Excerpts from a dataset
§
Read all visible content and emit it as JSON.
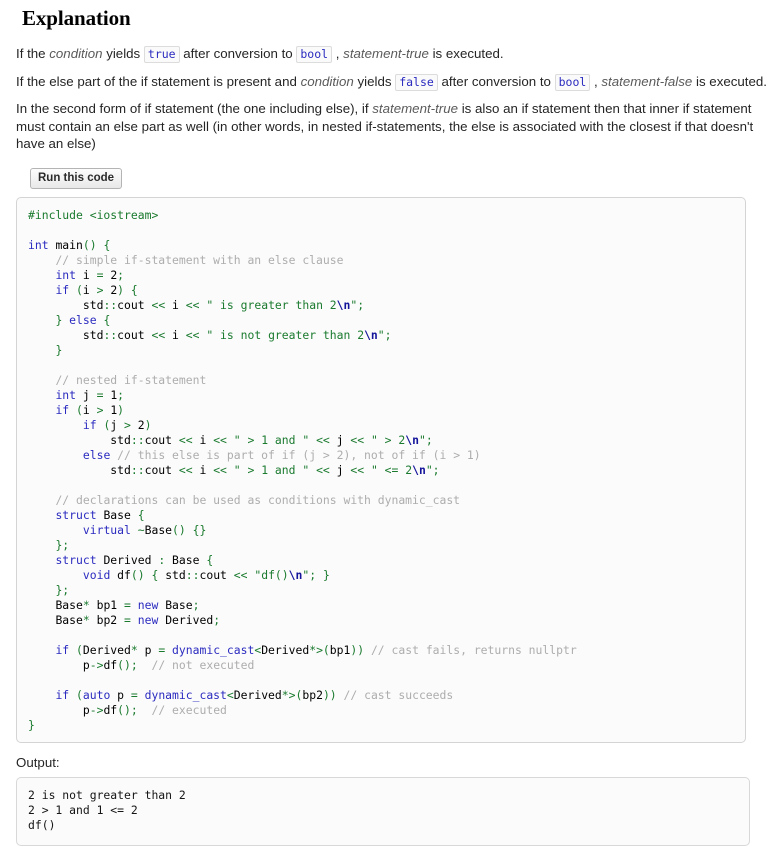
{
  "section": {
    "title": "Explanation"
  },
  "paragraphs": {
    "p1": {
      "t1": "If the ",
      "em1": "condition",
      "t2": " yields ",
      "code1": "true",
      "t3": " after conversion to ",
      "code2": "bool",
      "t4": " , ",
      "em2": "statement-true",
      "t5": " is executed."
    },
    "p2": {
      "t1": "If the else part of the if statement is present and ",
      "em1": "condition",
      "t2": " yields ",
      "code1": "false",
      "t3": " after conversion to ",
      "code2": "bool",
      "t4": " , ",
      "em2": "statement-false",
      "t5": " is executed."
    },
    "p3": {
      "t1": "In the second form of if statement (the one including else), if ",
      "em1": "statement-true",
      "t2": " is also an if statement then that inner if statement must contain an else part as well (in other words, in nested if-statements, the else is associated with the closest if that doesn't have an else)"
    }
  },
  "run_button": {
    "label": "Run this code"
  },
  "code": {
    "language": "cpp",
    "text": "#include <iostream>\n\nint main() {\n    // simple if-statement with an else clause\n    int i = 2;\n    if (i > 2) {\n        std::cout << i << \" is greater than 2\\n\";\n    } else {\n        std::cout << i << \" is not greater than 2\\n\";\n    }\n\n    // nested if-statement\n    int j = 1;\n    if (i > 1)\n        if (j > 2)\n            std::cout << i << \" > 1 and \" << j << \" > 2\\n\";\n        else // this else is part of if (j > 2), not of if (i > 1)\n            std::cout << i << \" > 1 and \" << j << \" <= 2\\n\";\n\n    // declarations can be used as conditions with dynamic_cast\n    struct Base {\n        virtual ~Base() {}\n    };\n    struct Derived : Base {\n        void df() { std::cout << \"df()\\n\"; }\n    };\n    Base* bp1 = new Base;\n    Base* bp2 = new Derived;\n\n    if (Derived* p = dynamic_cast<Derived*>(bp1)) // cast fails, returns nullptr\n        p->df();  // not executed\n\n    if (auto p = dynamic_cast<Derived*>(bp2)) // cast succeeds\n        p->df();  // executed\n}"
  },
  "output": {
    "label": "Output:",
    "text": "2 is not greater than 2\n2 > 1 and 1 <= 2\ndf()"
  },
  "colors": {
    "keyword": "#2b2bc0",
    "preprocessor": "#1a7a2e",
    "string": "#1a7a2e",
    "escape": "#15159c",
    "comment": "#adadad",
    "operator": "#1a7a2e",
    "plain": "#000000",
    "inline_code_text": "#2b2bc0",
    "box_border": "#d4d4d4",
    "box_background": "#fbfbfb"
  }
}
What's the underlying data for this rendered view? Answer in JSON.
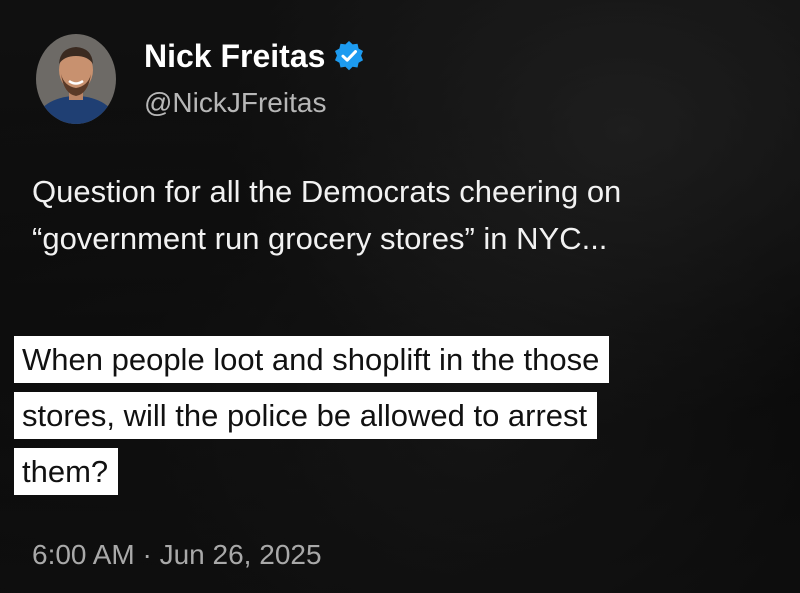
{
  "tweet": {
    "author": {
      "display_name": "Nick Freitas",
      "handle": "@NickJFreitas",
      "verified": true,
      "avatar_icon": "person-avatar",
      "verified_icon": "verified-badge-icon"
    },
    "body_lines": [
      "Question for all the Democrats cheering on",
      "“government run grocery stores” in NYC..."
    ],
    "highlighted_lines": [
      "When people loot and shoplift in the those",
      "stores, will the police be allowed to arrest",
      "them?"
    ],
    "timestamp": "6:00 AM · Jun 26, 2025"
  },
  "colors": {
    "verified_badge": "#1d9bf0",
    "text_primary": "#ffffff",
    "text_secondary": "#b7b7b7",
    "highlight_bg": "#ffffff",
    "highlight_text": "#111111"
  }
}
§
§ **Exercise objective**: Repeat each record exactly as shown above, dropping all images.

§ **Result of this exercise**:
Read all visible content and emit it as JSON.
{
  "section": {
    "title": "Explanation"
  },
  "paragraphs": {
    "p1": {
      "t1": "If the ",
      "em1": "condition",
      "t2": " yields ",
      "code1": "true",
      "t3": " after conversion to ",
      "code2": "bool",
      "t4": " , ",
      "em2": "statement-true",
      "t5": " is executed."
    },
    "p2": {
      "t1": "If the else part of the if statement is present and ",
      "em1": "condition",
      "t2": " yields ",
      "code1": "false",
      "t3": " after conversion to ",
      "code2": "bool",
      "t4": " , ",
      "em2": "statement-false",
      "t5": " is executed."
    },
    "p3": {
      "t1": "In the second form of if statement (the one including else), if ",
      "em1": "statement-true",
      "t2": " is also an if statement then that inner if statement must contain an else part as well (in other words, in nested if-statements, the else is associated with the closest if that doesn't have an else)"
    }
  },
  "run_button": {
    "label": "Run this code"
  },
  "code": {
    "language": "cpp",
    "text": "#include <iostream>\n\nint main() {\n    // simple if-statement with an else clause\n    int i = 2;\n    if (i > 2) {\n        std::cout << i << \" is greater than 2\\n\";\n    } else {\n        std::cout << i << \" is not greater than 2\\n\";\n    }\n\n    // nested if-statement\n    int j = 1;\n    if (i > 1)\n        if (j > 2)\n            std::cout << i << \" > 1 and \" << j << \" > 2\\n\";\n        else // this else is part of if (j > 2), not of if (i > 1)\n            std::cout << i << \" > 1 and \" << j << \" <= 2\\n\";\n\n    // declarations can be used as conditions with dynamic_cast\n    struct Base {\n        virtual ~Base() {}\n    };\n    struct Derived : Base {\n        void df() { std::cout << \"df()\\n\"; }\n    };\n    Base* bp1 = new Base;\n    Base* bp2 = new Derived;\n\n    if (Derived* p = dynamic_cast<Derived*>(bp1)) // cast fails, returns nullptr\n        p->df();  // not executed\n\n    if (auto p = dynamic_cast<Derived*>(bp2)) // cast succeeds\n        p->df();  // executed\n}"
  },
  "output": {
    "label": "Output:",
    "text": "2 is not greater than 2\n2 > 1 and 1 <= 2\ndf()"
  },
  "colors": {
    "keyword": "#2b2bc0",
    "preprocessor": "#1a7a2e",
    "string": "#1a7a2e",
    "escape": "#15159c",
    "comment": "#adadad",
    "operator": "#1a7a2e",
    "plain": "#000000",
    "inline_code_text": "#2b2bc0",
    "box_border": "#d4d4d4",
    "box_background": "#fbfbfb"
  }
}
What's the underlying data for this rendered view? Answer in JSON.
{
  "tweet": {
    "author": {
      "display_name": "Nick Freitas",
      "handle": "@NickJFreitas",
      "verified": true,
      "avatar_icon": "person-avatar",
      "verified_icon": "verified-badge-icon"
    },
    "body_lines": [
      "Question for all the Democrats cheering on",
      "“government run grocery stores” in NYC..."
    ],
    "highlighted_lines": [
      "When people loot and shoplift in the those",
      "stores, will the police be allowed to arrest",
      "them?"
    ],
    "timestamp": "6:00 AM · Jun 26, 2025"
  },
  "colors": {
    "verified_badge": "#1d9bf0",
    "text_primary": "#ffffff",
    "text_secondary": "#b7b7b7",
    "highlight_bg": "#ffffff",
    "highlight_text": "#111111"
  }
}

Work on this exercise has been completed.